Records contained in a dataset:
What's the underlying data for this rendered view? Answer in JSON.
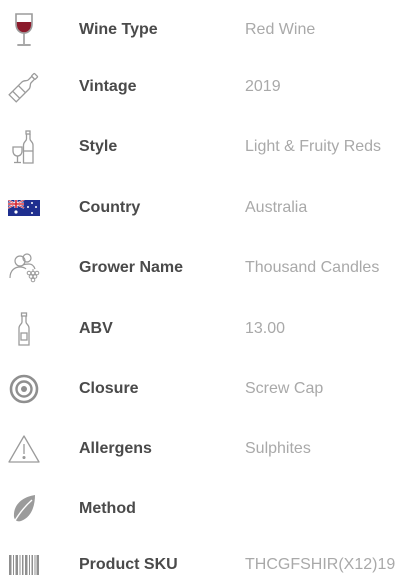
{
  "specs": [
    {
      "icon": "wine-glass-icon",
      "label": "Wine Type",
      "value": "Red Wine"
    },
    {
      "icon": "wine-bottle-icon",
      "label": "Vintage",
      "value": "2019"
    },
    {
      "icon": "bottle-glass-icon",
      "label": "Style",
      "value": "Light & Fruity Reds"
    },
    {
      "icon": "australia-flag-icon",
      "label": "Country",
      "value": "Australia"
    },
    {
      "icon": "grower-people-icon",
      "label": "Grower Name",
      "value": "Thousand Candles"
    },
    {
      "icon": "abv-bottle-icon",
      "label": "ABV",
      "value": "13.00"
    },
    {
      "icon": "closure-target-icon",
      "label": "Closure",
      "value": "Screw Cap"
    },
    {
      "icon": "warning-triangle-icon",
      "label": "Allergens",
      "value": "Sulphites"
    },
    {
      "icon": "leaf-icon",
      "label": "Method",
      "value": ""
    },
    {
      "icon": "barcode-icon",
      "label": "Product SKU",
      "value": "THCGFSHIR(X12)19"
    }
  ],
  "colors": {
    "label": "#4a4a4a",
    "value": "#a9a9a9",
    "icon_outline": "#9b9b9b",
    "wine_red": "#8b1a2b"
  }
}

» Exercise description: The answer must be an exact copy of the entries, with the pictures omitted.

» Result:
What's the underlying data for this rendered view? Answer in JSON.
{
  "specs": [
    {
      "icon": "wine-glass-icon",
      "label": "Wine Type",
      "value": "Red Wine"
    },
    {
      "icon": "wine-bottle-icon",
      "label": "Vintage",
      "value": "2019"
    },
    {
      "icon": "bottle-glass-icon",
      "label": "Style",
      "value": "Light & Fruity Reds"
    },
    {
      "icon": "australia-flag-icon",
      "label": "Country",
      "value": "Australia"
    },
    {
      "icon": "grower-people-icon",
      "label": "Grower Name",
      "value": "Thousand Candles"
    },
    {
      "icon": "abv-bottle-icon",
      "label": "ABV",
      "value": "13.00"
    },
    {
      "icon": "closure-target-icon",
      "label": "Closure",
      "value": "Screw Cap"
    },
    {
      "icon": "warning-triangle-icon",
      "label": "Allergens",
      "value": "Sulphites"
    },
    {
      "icon": "leaf-icon",
      "label": "Method",
      "value": ""
    },
    {
      "icon": "barcode-icon",
      "label": "Product SKU",
      "value": "THCGFSHIR(X12)19"
    }
  ],
  "colors": {
    "label": "#4a4a4a",
    "value": "#a9a9a9",
    "icon_outline": "#9b9b9b",
    "wine_red": "#8b1a2b"
  }
}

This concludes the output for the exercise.